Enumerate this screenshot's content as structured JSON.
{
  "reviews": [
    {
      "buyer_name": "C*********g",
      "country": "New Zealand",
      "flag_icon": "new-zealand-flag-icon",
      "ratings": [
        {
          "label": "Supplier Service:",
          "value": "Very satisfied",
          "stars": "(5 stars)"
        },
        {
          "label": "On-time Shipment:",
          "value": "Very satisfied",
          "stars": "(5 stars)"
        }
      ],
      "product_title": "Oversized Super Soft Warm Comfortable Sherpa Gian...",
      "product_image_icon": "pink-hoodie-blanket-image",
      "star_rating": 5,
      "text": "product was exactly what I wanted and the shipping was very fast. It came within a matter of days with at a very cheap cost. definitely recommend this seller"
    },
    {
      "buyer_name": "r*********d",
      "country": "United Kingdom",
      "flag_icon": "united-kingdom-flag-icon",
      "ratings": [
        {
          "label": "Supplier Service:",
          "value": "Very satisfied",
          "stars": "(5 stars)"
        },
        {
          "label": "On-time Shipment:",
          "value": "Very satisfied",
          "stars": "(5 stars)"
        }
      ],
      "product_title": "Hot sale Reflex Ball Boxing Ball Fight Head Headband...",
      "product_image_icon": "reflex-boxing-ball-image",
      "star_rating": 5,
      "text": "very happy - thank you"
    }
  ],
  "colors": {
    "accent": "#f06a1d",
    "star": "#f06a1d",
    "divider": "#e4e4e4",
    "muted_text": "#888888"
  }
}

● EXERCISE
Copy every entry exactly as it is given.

● EXPECTED ANSWER
Enumerate this screenshot's content as structured JSON.
{
  "reviews": [
    {
      "buyer_name": "C*********g",
      "country": "New Zealand",
      "flag_icon": "new-zealand-flag-icon",
      "ratings": [
        {
          "label": "Supplier Service:",
          "value": "Very satisfied",
          "stars": "(5 stars)"
        },
        {
          "label": "On-time Shipment:",
          "value": "Very satisfied",
          "stars": "(5 stars)"
        }
      ],
      "product_title": "Oversized Super Soft Warm Comfortable Sherpa Gian...",
      "product_image_icon": "pink-hoodie-blanket-image",
      "star_rating": 5,
      "text": "product was exactly what I wanted and the shipping was very fast. It came within a matter of days with at a very cheap cost. definitely recommend this seller"
    },
    {
      "buyer_name": "r*********d",
      "country": "United Kingdom",
      "flag_icon": "united-kingdom-flag-icon",
      "ratings": [
        {
          "label": "Supplier Service:",
          "value": "Very satisfied",
          "stars": "(5 stars)"
        },
        {
          "label": "On-time Shipment:",
          "value": "Very satisfied",
          "stars": "(5 stars)"
        }
      ],
      "product_title": "Hot sale Reflex Ball Boxing Ball Fight Head Headband...",
      "product_image_icon": "reflex-boxing-ball-image",
      "star_rating": 5,
      "text": "very happy - thank you"
    }
  ],
  "colors": {
    "accent": "#f06a1d",
    "star": "#f06a1d",
    "divider": "#e4e4e4",
    "muted_text": "#888888"
  }
}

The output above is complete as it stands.